◆ **Task requirements**
Tell me how many lines in the data below hold the string "icon", and say nothing else.

◆ **Listed entries**
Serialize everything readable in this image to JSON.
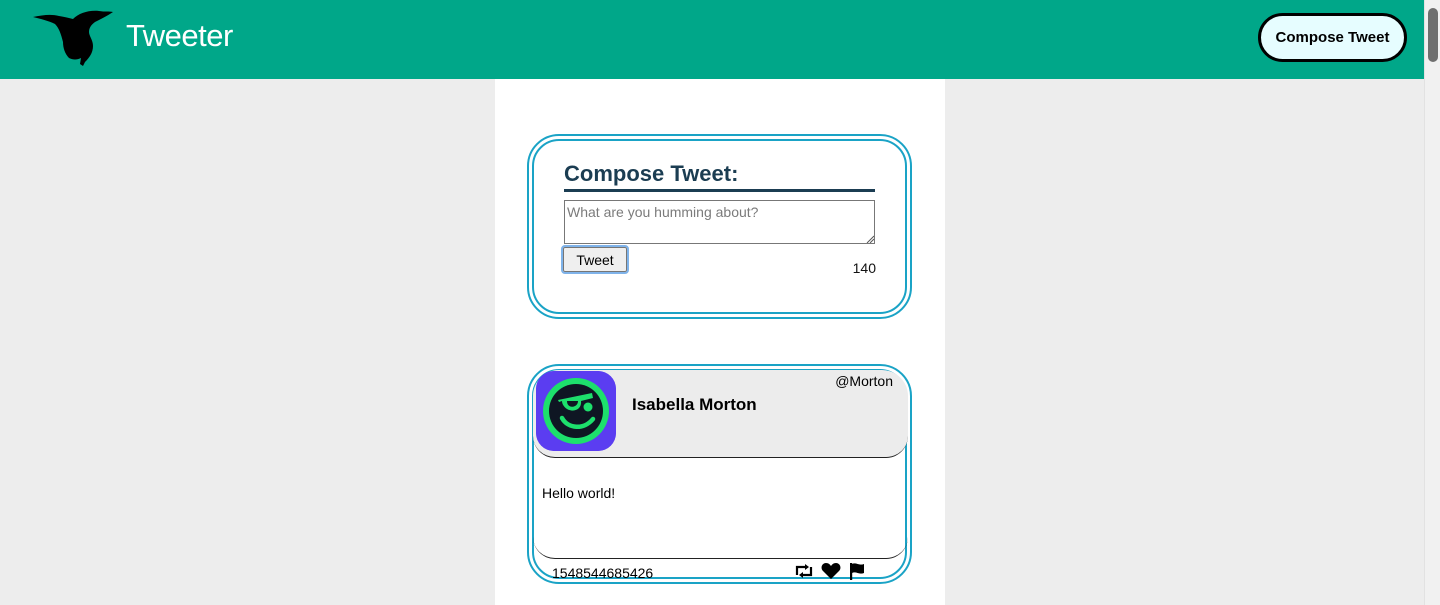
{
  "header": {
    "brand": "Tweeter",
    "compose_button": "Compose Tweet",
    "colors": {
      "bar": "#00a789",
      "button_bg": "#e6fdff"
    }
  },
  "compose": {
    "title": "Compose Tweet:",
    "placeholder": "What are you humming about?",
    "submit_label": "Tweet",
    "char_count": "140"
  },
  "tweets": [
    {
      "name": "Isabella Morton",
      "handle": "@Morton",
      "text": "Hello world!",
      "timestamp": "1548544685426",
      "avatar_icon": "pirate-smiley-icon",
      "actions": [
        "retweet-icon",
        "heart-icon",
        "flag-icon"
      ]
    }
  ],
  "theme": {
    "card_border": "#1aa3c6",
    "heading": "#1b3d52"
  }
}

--

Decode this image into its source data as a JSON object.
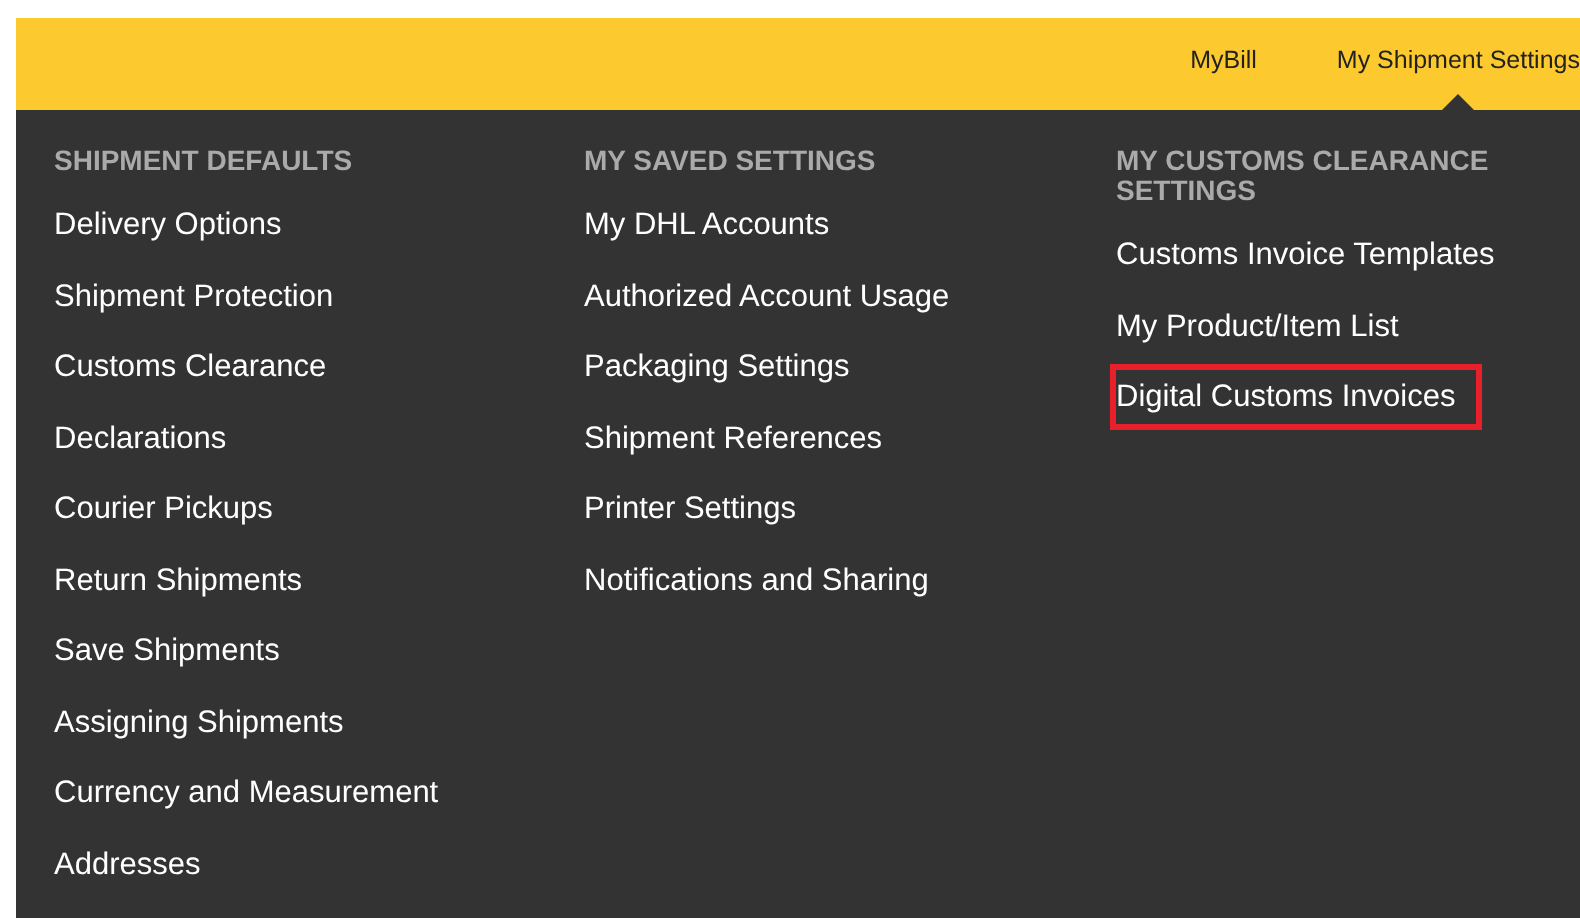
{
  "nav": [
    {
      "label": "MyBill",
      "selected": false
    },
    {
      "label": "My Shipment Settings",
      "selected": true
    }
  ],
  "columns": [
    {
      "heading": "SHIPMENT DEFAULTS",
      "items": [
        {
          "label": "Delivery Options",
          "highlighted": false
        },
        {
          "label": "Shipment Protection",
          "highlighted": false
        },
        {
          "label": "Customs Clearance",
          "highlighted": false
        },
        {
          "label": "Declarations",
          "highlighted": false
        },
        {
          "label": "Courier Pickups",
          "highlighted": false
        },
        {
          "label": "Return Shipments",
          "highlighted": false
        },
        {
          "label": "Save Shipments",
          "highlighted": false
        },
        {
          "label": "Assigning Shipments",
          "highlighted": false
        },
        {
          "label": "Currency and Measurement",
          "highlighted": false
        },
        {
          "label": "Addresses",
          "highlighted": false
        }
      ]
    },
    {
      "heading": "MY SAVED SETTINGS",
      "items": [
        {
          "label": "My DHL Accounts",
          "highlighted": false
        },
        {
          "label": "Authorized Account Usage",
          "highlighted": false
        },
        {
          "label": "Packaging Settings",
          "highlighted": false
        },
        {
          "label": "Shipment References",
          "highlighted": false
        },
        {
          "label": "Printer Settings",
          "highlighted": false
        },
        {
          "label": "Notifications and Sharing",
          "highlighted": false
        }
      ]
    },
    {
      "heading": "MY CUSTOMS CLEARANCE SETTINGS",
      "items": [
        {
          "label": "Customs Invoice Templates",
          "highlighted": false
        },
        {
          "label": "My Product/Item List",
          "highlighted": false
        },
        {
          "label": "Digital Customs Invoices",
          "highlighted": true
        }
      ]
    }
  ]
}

◆ **Result of this exercise**
4